Buying From Bankrupt Stores
**Ed. Note: On Monday, in a story about retailers and bankruptcy we reported in error that Talbots is "on the list of stores that remain open for business, even though they've filed bankruptcy in recent months."
Talbots has not filed for bankruptcy.**
On Monday, beleaguered electronics chain Circuit City filed for Chapter 11 bankruptcy protection, joining a long line of retailers that have struggled to stay solvent amid the worsening economic downturn. The company had already announced it would close 155 stores in a last-ditch effort to stay afloat, but this filing has left many consumers confused about how (or if) they should approach companies that are open for business even if they’re headed toward – or already in – bankruptcy.
Will the warranty on that digital camera be honored? Can you get a refund on a product that was never delivered? What about that gift card lying around from last Christmas?
Not surprisingly, consumers tend to get the short end of the stick when it comes to bankruptcy filings. Legally, if you hold a warranty to a gift card you’re considered an unsecured creditor, which means the company only has to honor you once it’s done paying off all its other debts.
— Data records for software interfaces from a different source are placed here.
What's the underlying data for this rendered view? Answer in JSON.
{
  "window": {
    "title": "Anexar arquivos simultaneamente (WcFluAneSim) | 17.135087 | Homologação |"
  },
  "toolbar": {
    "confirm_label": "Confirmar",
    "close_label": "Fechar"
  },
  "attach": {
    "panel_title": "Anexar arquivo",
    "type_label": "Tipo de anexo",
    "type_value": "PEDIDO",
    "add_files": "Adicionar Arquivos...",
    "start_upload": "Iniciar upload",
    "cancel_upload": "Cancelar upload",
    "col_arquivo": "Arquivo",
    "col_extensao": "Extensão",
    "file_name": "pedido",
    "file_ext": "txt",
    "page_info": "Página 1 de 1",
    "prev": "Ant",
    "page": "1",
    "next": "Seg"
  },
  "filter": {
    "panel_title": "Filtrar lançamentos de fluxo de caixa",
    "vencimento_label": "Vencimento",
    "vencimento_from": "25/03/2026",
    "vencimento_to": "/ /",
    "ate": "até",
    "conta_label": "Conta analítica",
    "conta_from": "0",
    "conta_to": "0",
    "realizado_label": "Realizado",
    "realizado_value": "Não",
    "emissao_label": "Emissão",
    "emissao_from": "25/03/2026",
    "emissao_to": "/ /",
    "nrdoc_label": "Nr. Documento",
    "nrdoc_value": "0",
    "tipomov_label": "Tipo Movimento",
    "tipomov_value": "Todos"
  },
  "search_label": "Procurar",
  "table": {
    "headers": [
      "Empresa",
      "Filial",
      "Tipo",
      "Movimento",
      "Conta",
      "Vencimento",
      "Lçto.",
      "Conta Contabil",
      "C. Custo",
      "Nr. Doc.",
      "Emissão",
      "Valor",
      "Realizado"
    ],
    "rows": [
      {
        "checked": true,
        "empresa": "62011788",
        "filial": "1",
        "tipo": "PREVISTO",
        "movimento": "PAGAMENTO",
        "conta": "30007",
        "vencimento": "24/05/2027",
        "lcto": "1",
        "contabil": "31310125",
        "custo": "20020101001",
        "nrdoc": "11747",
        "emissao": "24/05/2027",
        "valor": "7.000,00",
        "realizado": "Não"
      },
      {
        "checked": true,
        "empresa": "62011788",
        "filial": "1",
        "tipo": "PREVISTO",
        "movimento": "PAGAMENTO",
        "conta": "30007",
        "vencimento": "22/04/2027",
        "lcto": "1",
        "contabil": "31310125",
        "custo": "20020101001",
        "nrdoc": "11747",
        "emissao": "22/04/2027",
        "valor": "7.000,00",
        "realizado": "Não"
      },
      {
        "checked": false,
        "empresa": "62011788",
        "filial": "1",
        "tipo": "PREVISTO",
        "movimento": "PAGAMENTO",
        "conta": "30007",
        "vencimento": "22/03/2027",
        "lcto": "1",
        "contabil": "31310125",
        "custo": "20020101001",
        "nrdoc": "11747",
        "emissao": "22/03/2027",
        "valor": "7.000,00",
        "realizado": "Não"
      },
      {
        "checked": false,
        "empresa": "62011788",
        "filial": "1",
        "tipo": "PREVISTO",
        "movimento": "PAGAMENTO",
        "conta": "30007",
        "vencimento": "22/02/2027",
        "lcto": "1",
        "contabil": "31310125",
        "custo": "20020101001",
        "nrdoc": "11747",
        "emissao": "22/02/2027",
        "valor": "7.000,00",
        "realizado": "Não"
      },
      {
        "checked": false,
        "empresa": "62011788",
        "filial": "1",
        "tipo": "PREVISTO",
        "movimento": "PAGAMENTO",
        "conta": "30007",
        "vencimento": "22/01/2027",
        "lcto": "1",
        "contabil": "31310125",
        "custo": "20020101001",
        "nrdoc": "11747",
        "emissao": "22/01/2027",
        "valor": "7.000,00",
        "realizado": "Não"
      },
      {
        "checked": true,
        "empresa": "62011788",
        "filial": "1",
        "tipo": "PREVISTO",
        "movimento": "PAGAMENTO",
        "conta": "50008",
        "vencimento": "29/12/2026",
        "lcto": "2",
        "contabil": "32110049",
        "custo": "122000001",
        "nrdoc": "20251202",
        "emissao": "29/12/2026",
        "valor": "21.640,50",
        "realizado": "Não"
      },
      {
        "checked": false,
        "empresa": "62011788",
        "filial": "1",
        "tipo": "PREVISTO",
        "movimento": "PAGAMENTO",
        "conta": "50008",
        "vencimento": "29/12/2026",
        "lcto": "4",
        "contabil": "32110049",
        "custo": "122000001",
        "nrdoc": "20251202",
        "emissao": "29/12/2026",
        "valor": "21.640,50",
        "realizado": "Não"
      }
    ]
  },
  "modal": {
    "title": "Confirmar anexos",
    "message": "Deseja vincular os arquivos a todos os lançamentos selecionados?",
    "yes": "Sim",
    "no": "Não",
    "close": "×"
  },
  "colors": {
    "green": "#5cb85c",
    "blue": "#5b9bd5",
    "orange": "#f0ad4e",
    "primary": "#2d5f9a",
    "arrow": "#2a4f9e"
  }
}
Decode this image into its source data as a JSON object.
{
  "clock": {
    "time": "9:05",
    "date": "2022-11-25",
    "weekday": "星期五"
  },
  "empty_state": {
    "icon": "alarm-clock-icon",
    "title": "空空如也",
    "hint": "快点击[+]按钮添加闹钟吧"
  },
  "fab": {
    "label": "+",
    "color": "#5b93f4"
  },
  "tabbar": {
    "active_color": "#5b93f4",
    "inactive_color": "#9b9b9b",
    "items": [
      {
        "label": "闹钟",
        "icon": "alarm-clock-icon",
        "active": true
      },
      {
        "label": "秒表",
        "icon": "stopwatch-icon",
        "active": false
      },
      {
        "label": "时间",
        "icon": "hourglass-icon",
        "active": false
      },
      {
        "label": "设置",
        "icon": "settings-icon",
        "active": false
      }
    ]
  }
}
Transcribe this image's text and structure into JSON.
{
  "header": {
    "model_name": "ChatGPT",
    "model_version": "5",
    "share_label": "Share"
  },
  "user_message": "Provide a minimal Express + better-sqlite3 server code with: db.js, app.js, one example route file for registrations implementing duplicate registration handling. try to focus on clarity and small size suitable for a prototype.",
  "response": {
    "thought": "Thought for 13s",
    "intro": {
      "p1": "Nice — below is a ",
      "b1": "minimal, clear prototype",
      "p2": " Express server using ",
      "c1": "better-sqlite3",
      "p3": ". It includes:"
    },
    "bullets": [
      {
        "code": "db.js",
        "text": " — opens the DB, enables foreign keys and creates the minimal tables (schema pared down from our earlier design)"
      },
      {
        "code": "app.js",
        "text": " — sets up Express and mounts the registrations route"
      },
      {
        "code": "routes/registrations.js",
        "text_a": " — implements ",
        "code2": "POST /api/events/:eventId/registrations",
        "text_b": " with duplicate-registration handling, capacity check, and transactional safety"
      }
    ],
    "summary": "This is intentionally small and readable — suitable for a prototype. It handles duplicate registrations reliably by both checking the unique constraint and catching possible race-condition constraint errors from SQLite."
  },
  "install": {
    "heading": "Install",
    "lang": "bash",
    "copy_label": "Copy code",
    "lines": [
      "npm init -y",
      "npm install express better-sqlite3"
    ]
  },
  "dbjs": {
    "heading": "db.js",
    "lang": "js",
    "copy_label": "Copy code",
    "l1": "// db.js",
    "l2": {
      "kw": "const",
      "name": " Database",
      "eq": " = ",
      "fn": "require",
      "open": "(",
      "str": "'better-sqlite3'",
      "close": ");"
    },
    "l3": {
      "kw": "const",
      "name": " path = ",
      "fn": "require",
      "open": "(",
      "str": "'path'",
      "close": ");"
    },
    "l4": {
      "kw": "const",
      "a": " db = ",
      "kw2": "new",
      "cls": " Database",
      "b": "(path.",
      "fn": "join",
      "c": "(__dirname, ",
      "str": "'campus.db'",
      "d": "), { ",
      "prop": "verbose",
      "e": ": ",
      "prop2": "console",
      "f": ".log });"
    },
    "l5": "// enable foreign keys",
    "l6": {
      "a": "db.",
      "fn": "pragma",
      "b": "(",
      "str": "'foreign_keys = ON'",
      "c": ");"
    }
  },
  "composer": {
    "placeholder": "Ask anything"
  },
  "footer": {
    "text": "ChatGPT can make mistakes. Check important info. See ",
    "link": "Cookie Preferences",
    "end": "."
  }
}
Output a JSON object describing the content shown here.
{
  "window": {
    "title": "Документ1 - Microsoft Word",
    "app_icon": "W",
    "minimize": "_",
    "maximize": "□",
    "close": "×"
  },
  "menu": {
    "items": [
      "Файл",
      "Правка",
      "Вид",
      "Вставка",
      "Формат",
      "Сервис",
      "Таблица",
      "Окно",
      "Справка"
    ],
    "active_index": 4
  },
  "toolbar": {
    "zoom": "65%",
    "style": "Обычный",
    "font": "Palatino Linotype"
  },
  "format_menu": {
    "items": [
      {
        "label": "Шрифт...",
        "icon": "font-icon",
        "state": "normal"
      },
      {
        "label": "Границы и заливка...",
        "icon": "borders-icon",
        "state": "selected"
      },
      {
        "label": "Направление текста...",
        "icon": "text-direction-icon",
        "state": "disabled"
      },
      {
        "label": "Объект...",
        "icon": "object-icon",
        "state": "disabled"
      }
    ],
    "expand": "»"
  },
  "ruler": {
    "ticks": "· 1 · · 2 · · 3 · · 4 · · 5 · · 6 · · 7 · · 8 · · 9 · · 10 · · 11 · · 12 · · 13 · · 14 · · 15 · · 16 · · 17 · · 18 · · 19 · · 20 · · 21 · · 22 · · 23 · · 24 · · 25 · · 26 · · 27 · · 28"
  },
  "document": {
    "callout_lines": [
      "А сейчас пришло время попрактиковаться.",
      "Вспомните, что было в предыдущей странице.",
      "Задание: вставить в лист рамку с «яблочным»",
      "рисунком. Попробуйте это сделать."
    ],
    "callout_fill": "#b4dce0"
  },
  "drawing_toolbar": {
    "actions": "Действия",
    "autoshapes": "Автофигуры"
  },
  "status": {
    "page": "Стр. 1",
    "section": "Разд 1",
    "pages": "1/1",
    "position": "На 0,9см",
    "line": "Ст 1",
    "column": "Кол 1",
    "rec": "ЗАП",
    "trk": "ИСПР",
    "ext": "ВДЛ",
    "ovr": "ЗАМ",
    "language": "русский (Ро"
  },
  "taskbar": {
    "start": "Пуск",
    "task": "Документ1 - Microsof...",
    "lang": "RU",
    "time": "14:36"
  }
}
The best ways to protect yourself, according to Carmen, are to use a credit card with purchase protection at any store that’s either in Chapter 11 or could be headed there. If it’s too late, you can file a claim with the store or send a proof of claim to the law firm handling the bankruptcy case. To find the bankruptcy court handling a particular company, go to uscourts.gov. You have 90 days to file the claim.